**What needs to be done**
Could you copy every line from the material below in which "image" appears?

━━━━

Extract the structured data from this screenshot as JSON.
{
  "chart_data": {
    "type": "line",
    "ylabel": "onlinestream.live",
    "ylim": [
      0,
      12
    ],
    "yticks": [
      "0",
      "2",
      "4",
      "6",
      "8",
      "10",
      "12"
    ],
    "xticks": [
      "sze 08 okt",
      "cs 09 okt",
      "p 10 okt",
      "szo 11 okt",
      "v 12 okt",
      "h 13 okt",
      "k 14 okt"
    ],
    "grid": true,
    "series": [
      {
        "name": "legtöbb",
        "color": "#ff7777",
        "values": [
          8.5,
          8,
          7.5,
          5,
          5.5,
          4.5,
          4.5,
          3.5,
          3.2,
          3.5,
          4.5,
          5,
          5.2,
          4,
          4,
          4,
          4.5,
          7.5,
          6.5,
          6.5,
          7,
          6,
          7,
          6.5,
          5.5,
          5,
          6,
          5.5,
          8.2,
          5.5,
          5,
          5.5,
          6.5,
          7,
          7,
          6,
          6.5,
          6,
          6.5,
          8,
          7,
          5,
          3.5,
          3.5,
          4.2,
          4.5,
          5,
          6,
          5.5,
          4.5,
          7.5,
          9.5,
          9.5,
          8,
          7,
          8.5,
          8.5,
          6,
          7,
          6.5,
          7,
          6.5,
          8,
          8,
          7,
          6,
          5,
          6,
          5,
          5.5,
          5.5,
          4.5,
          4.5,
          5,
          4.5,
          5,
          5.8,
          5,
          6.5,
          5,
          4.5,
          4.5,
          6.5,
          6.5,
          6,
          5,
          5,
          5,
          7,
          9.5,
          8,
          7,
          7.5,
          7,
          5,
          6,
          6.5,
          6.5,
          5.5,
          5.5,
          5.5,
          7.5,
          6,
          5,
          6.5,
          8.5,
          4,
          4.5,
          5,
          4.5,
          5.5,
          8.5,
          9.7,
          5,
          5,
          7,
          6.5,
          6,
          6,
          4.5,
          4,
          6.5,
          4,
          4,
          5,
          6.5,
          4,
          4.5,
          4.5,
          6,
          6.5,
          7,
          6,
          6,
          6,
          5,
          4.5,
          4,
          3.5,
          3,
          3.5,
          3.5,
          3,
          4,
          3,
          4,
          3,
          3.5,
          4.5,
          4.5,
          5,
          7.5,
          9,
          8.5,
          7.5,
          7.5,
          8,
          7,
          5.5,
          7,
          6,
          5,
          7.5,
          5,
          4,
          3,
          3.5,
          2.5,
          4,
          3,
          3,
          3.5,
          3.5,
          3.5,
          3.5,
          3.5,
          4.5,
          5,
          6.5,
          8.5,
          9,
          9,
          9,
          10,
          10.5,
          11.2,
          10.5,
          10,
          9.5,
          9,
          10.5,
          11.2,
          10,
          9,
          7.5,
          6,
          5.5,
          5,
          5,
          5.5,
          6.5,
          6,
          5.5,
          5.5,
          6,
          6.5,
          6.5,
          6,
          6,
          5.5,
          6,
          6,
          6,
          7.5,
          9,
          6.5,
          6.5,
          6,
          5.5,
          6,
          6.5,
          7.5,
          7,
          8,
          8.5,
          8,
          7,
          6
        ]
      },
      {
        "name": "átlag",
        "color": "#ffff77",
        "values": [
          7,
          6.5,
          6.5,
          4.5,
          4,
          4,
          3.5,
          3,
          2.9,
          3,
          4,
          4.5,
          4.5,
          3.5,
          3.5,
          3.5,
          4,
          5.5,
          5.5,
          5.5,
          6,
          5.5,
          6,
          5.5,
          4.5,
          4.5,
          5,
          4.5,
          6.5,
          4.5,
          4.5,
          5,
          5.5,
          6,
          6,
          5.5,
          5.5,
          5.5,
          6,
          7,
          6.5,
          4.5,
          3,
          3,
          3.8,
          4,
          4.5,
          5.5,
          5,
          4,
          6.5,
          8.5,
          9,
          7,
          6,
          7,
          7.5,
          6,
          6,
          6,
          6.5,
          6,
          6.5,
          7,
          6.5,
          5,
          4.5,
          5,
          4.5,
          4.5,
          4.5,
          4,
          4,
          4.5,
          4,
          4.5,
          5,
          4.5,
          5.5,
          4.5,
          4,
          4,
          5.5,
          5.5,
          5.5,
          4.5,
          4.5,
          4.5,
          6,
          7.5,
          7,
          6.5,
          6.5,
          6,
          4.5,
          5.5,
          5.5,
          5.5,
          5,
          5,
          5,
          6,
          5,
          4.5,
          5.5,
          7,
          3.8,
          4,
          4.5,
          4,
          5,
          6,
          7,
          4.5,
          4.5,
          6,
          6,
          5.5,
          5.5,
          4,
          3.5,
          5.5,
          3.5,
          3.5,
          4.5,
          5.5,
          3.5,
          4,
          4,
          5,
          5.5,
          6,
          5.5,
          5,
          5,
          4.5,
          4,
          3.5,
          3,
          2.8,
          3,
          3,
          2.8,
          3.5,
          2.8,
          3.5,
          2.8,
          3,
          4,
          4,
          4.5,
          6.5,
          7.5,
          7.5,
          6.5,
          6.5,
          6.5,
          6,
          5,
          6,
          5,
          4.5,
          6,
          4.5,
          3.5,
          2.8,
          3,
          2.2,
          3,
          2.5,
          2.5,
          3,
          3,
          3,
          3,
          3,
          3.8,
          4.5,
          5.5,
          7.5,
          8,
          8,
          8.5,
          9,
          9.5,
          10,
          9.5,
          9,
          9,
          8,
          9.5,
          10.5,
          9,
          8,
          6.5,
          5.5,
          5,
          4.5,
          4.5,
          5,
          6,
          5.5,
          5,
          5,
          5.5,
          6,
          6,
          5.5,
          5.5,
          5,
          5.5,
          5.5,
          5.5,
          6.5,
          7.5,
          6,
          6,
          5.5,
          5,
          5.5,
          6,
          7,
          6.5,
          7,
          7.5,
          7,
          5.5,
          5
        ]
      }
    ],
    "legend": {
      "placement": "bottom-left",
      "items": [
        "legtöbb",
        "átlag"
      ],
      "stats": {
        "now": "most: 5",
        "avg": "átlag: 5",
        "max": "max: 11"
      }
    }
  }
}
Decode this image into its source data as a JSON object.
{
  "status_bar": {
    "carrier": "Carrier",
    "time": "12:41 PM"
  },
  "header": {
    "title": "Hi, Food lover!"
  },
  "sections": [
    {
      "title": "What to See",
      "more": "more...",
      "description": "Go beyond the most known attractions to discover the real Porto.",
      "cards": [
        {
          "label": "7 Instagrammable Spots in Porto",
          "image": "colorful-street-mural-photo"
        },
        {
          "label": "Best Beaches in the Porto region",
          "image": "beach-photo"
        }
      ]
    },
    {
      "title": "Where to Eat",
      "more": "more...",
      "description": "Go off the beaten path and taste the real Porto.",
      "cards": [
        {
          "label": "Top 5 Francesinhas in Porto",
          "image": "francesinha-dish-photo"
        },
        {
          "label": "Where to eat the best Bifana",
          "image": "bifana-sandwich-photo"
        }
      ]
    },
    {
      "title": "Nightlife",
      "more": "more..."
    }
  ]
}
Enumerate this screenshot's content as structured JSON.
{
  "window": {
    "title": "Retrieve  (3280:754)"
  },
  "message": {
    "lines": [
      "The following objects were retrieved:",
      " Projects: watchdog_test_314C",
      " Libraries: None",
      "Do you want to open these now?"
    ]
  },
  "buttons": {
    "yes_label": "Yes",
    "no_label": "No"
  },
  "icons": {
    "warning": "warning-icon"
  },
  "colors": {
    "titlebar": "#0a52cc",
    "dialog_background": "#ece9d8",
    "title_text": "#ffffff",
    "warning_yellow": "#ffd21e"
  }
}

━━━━

**Solution to the exercise**
Decode this image into its source data as a JSON object.
          "image": "colorful-street-mural-photo"
          "image": "beach-photo"
          "image": "francesinha-dish-photo"
          "image": "bifana-sandwich-photo"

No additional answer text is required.